# ACTIVITY
Copy out, from the entries below, each line that holds the string "icon".

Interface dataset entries
-------

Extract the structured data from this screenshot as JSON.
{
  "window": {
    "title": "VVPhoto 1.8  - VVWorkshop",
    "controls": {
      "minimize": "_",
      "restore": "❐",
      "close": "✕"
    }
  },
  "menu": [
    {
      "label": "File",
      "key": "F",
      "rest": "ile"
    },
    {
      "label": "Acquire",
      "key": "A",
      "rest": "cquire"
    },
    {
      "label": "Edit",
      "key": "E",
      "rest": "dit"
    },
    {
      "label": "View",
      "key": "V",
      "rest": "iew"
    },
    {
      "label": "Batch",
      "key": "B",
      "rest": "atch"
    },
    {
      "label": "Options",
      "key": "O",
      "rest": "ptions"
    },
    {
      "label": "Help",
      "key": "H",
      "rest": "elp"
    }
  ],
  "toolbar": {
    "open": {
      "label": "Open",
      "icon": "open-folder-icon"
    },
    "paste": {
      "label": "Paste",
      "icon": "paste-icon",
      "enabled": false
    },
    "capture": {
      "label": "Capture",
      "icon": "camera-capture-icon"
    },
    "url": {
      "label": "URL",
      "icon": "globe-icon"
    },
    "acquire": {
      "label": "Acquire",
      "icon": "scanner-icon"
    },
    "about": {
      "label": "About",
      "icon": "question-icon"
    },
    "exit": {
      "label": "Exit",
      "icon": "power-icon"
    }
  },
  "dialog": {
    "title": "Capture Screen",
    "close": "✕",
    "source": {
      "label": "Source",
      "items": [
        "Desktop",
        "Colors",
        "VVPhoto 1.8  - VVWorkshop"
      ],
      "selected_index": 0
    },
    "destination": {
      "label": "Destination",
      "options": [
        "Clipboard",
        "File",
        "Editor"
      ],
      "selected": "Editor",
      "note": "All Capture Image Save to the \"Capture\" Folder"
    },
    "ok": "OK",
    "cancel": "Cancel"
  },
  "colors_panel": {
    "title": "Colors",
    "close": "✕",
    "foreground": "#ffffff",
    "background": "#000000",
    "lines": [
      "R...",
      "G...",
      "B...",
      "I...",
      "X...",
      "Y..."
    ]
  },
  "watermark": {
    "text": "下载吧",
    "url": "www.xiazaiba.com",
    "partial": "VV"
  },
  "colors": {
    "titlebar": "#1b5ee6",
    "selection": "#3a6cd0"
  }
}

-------

# RESPONSE TO THE TASK
      "icon": "open-folder-icon"
      "icon": "paste-icon",
      "icon": "camera-capture-icon"
      "icon": "globe-icon"
      "icon": "scanner-icon"
      "icon": "question-icon"
      "icon": "power-icon"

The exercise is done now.